---- Supplied material

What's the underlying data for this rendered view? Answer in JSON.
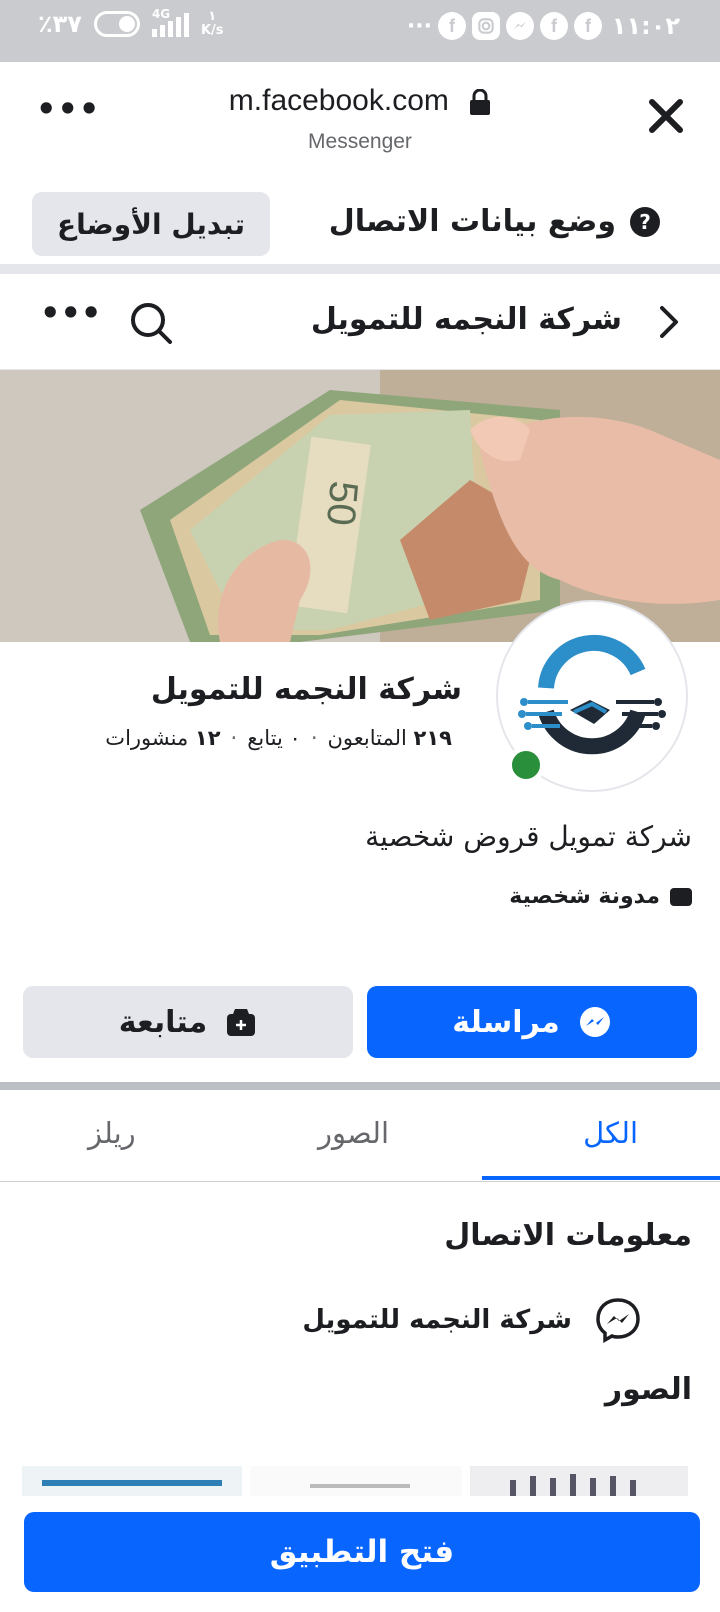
{
  "status_bar": {
    "time": "١١:٠٢",
    "battery": "٪٣٧",
    "network": "4G",
    "speed_top": "١",
    "speed_unit": "K/s",
    "app_icons": [
      "facebook-icon",
      "facebook-icon",
      "messenger-icon",
      "instagram-icon",
      "facebook-icon"
    ],
    "more": "···"
  },
  "browser": {
    "url": "m.facebook.com",
    "subtitle": "Messenger"
  },
  "data_mode": {
    "switch_label": "تبديل الأوضاع",
    "mode_label": "وضع بيانات الاتصال",
    "help": "?"
  },
  "page_header": {
    "title": "شركة النجمه للتمويل"
  },
  "profile": {
    "name": "شركة النجمه للتمويل",
    "followers_count": "٢١٩",
    "followers_label": "المتابعون",
    "following_count": "٠",
    "following_label": "يتابع",
    "posts_count": "١٢",
    "posts_label": "منشورات",
    "bio": "شركة تمويل قروض شخصية",
    "category": "مدونة شخصية"
  },
  "actions": {
    "message": "مراسلة",
    "follow": "متابعة"
  },
  "tabs": [
    {
      "label": "الكل",
      "active": true
    },
    {
      "label": "الصور",
      "active": false
    },
    {
      "label": "ريلز",
      "active": false
    }
  ],
  "contact": {
    "title": "معلومات الاتصال",
    "messenger_name": "شركة النجمه للتمويل"
  },
  "photos": {
    "title": "الصور"
  },
  "open_app": "فتح التطبيق",
  "colors": {
    "accent": "#0866ff",
    "status_bar": "#c9cbcf",
    "online": "#2a8f3b",
    "button_grey": "#e4e6eb"
  }
}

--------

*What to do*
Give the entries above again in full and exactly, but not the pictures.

*Output for this task*
What's the underlying data for this rendered view? Answer in JSON.
{
  "status_bar": {
    "time": "١١:٠٢",
    "battery": "٪٣٧",
    "network": "4G",
    "speed_top": "١",
    "speed_unit": "K/s",
    "app_icons": [
      "facebook-icon",
      "facebook-icon",
      "messenger-icon",
      "instagram-icon",
      "facebook-icon"
    ],
    "more": "···"
  },
  "browser": {
    "url": "m.facebook.com",
    "subtitle": "Messenger"
  },
  "data_mode": {
    "switch_label": "تبديل الأوضاع",
    "mode_label": "وضع بيانات الاتصال",
    "help": "?"
  },
  "page_header": {
    "title": "شركة النجمه للتمويل"
  },
  "profile": {
    "name": "شركة النجمه للتمويل",
    "followers_count": "٢١٩",
    "followers_label": "المتابعون",
    "following_count": "٠",
    "following_label": "يتابع",
    "posts_count": "١٢",
    "posts_label": "منشورات",
    "bio": "شركة تمويل قروض شخصية",
    "category": "مدونة شخصية"
  },
  "actions": {
    "message": "مراسلة",
    "follow": "متابعة"
  },
  "tabs": [
    {
      "label": "الكل",
      "active": true
    },
    {
      "label": "الصور",
      "active": false
    },
    {
      "label": "ريلز",
      "active": false
    }
  ],
  "contact": {
    "title": "معلومات الاتصال",
    "messenger_name": "شركة النجمه للتمويل"
  },
  "photos": {
    "title": "الصور"
  },
  "open_app": "فتح التطبيق",
  "colors": {
    "accent": "#0866ff",
    "status_bar": "#c9cbcf",
    "online": "#2a8f3b",
    "button_grey": "#e4e6eb"
  }
}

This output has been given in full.